[App and web page records]
━━━━━━━━

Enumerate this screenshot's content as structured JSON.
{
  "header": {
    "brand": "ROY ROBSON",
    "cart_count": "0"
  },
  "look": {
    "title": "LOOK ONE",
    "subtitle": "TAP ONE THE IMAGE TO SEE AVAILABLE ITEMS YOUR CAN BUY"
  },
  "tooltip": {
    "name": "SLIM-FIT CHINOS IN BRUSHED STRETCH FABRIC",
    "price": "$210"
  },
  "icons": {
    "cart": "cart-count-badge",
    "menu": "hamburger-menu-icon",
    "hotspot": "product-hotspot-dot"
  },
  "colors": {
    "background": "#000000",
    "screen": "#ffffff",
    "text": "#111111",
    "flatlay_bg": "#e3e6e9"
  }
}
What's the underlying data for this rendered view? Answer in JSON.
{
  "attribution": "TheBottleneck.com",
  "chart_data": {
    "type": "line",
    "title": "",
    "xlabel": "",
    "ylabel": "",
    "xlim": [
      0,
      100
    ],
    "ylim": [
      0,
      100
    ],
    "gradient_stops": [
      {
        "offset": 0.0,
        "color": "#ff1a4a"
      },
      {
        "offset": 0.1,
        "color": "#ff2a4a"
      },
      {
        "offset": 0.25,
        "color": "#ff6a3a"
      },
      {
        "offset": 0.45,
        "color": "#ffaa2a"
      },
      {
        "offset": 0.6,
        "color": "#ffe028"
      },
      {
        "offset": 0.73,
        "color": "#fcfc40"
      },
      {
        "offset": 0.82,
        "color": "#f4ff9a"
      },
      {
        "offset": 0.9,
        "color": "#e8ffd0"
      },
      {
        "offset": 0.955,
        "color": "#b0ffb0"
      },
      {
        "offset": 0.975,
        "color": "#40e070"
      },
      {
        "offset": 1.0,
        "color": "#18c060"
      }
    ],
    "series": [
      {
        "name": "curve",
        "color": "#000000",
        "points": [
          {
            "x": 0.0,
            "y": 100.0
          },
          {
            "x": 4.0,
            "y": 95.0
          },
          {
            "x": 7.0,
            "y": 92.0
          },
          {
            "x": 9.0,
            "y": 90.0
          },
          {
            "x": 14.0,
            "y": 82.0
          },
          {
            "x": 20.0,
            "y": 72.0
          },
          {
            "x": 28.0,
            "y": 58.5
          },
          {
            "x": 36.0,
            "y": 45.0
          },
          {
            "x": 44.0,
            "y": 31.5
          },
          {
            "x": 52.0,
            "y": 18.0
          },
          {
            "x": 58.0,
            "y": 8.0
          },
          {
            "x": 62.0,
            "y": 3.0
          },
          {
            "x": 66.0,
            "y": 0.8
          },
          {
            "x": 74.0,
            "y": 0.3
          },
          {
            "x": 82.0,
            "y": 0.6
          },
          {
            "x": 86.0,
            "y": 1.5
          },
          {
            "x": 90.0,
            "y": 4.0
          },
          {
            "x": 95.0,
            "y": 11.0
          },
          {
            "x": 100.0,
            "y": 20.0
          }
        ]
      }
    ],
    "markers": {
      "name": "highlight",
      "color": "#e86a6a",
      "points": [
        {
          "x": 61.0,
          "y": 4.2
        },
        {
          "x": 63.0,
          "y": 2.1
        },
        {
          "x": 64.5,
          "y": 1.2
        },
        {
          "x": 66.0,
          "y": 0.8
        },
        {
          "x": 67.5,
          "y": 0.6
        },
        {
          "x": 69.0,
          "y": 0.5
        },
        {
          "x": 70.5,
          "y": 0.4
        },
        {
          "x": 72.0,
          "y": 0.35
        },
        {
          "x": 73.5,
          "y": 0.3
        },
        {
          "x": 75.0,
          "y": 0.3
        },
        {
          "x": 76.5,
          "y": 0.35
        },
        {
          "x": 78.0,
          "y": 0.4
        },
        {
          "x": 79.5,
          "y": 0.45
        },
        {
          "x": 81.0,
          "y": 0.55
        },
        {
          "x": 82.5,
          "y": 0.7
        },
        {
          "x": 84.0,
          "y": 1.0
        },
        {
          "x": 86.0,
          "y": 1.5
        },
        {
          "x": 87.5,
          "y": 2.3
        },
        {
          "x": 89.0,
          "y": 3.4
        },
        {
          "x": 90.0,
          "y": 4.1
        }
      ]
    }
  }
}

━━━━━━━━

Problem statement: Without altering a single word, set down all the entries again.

Answer section:
Enumerate this screenshot's content as structured JSON.
{
  "header": {
    "brand": "ROY ROBSON",
    "cart_count": "0"
  },
  "look": {
    "title": "LOOK ONE",
    "subtitle": "TAP ONE THE IMAGE TO SEE AVAILABLE ITEMS YOUR CAN BUY"
  },
  "tooltip": {
    "name": "SLIM-FIT CHINOS IN BRUSHED STRETCH FABRIC",
    "price": "$210"
  },
  "icons": {
    "cart": "cart-count-badge",
    "menu": "hamburger-menu-icon",
    "hotspot": "product-hotspot-dot"
  },
  "colors": {
    "background": "#000000",
    "screen": "#ffffff",
    "text": "#111111",
    "flatlay_bg": "#e3e6e9"
  }
}
What's the underlying data for this rendered view? Answer in JSON.
{
  "attribution": "TheBottleneck.com",
  "chart_data": {
    "type": "line",
    "title": "",
    "xlabel": "",
    "ylabel": "",
    "xlim": [
      0,
      100
    ],
    "ylim": [
      0,
      100
    ],
    "gradient_stops": [
      {
        "offset": 0.0,
        "color": "#ff1a4a"
      },
      {
        "offset": 0.1,
        "color": "#ff2a4a"
      },
      {
        "offset": 0.25,
        "color": "#ff6a3a"
      },
      {
        "offset": 0.45,
        "color": "#ffaa2a"
      },
      {
        "offset": 0.6,
        "color": "#ffe028"
      },
      {
        "offset": 0.73,
        "color": "#fcfc40"
      },
      {
        "offset": 0.82,
        "color": "#f4ff9a"
      },
      {
        "offset": 0.9,
        "color": "#e8ffd0"
      },
      {
        "offset": 0.955,
        "color": "#b0ffb0"
      },
      {
        "offset": 0.975,
        "color": "#40e070"
      },
      {
        "offset": 1.0,
        "color": "#18c060"
      }
    ],
    "series": [
      {
        "name": "curve",
        "color": "#000000",
        "points": [
          {
            "x": 0.0,
            "y": 100.0
          },
          {
            "x": 4.0,
            "y": 95.0
          },
          {
            "x": 7.0,
            "y": 92.0
          },
          {
            "x": 9.0,
            "y": 90.0
          },
          {
            "x": 14.0,
            "y": 82.0
          },
          {
            "x": 20.0,
            "y": 72.0
          },
          {
            "x": 28.0,
            "y": 58.5
          },
          {
            "x": 36.0,
            "y": 45.0
          },
          {
            "x": 44.0,
            "y": 31.5
          },
          {
            "x": 52.0,
            "y": 18.0
          },
          {
            "x": 58.0,
            "y": 8.0
          },
          {
            "x": 62.0,
            "y": 3.0
          },
          {
            "x": 66.0,
            "y": 0.8
          },
          {
            "x": 74.0,
            "y": 0.3
          },
          {
            "x": 82.0,
            "y": 0.6
          },
          {
            "x": 86.0,
            "y": 1.5
          },
          {
            "x": 90.0,
            "y": 4.0
          },
          {
            "x": 95.0,
            "y": 11.0
          },
          {
            "x": 100.0,
            "y": 20.0
          }
        ]
      }
    ],
    "markers": {
      "name": "highlight",
      "color": "#e86a6a",
      "points": [
        {
          "x": 61.0,
          "y": 4.2
        },
        {
          "x": 63.0,
          "y": 2.1
        },
        {
          "x": 64.5,
          "y": 1.2
        },
        {
          "x": 66.0,
          "y": 0.8
        },
        {
          "x": 67.5,
          "y": 0.6
        },
        {
          "x": 69.0,
          "y": 0.5
        },
        {
          "x": 70.5,
          "y": 0.4
        },
        {
          "x": 72.0,
          "y": 0.35
        },
        {
          "x": 73.5,
          "y": 0.3
        },
        {
          "x": 75.0,
          "y": 0.3
        },
        {
          "x": 76.5,
          "y": 0.35
        },
        {
          "x": 78.0,
          "y": 0.4
        },
        {
          "x": 79.5,
          "y": 0.45
        },
        {
          "x": 81.0,
          "y": 0.55
        },
        {
          "x": 82.5,
          "y": 0.7
        },
        {
          "x": 84.0,
          "y": 1.0
        },
        {
          "x": 86.0,
          "y": 1.5
        },
        {
          "x": 87.5,
          "y": 2.3
        },
        {
          "x": 89.0,
          "y": 3.4
        },
        {
          "x": 90.0,
          "y": 4.1
        }
      ]
    }
  }
}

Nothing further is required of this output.